The first longitudinal study to examine whether popular secular alternatives are as effective as Twelve-Step programs has reported its results, and they’re … complicated.
The study compared participants in Twelve-Step groups with those in SMART Recovery, LifeRing, and Women for Sobriety, controlling for demographic and clinical variables.
The results? “Compared to 12-step members, those identifying SMART as their primary group at baseline fared worse across outcomes, and those affiliating with LifeRing showed lower odds of total abstinence,” the study found.
However, the researchers went on to note that Twelve-Step groups tend to put more emphasis on lifetime abstinence, while other groups might be philosophically more tolerant of lapses.

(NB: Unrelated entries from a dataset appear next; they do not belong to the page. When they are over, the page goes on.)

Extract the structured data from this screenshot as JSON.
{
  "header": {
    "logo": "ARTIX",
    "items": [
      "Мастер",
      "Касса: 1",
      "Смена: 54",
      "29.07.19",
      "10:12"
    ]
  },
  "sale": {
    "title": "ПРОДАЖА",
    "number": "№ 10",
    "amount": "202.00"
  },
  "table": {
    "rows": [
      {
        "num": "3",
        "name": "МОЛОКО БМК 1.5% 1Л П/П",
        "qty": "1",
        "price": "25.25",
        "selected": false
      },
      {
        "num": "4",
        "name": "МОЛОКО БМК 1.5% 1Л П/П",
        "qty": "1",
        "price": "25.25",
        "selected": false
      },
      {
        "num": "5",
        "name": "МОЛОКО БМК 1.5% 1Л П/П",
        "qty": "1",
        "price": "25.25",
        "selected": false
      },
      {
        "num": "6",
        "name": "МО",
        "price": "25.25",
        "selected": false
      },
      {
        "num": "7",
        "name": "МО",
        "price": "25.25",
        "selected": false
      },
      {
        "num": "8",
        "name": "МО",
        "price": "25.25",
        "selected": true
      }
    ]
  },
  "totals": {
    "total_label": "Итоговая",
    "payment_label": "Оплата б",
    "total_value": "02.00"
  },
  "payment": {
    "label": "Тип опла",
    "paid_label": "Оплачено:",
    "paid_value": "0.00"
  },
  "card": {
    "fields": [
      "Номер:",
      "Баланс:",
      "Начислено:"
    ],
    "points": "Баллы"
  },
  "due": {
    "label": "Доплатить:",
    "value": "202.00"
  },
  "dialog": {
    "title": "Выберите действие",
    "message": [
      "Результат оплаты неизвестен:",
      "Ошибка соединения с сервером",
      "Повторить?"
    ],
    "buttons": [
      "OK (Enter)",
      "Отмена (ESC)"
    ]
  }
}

In addition, Twelve-Step members’ stated goals for membership put more emphasis on total abstinence, with 72 percent saying that was their goal, compared to 67 percent for WFS members, 58 percent for LifeRing members, and only 40 percent for those choosing SMART Recovery.
The study found that there was no difference between Twelve-Step groups and the secular alternatives as to how well the members did at achieving their stated goals.
Since many people do not like Twelve-Step programs or are not helped by them, “an optimal care plan may thus involve facilitating involvement in a broad array of mutual help groups,” the study concluded.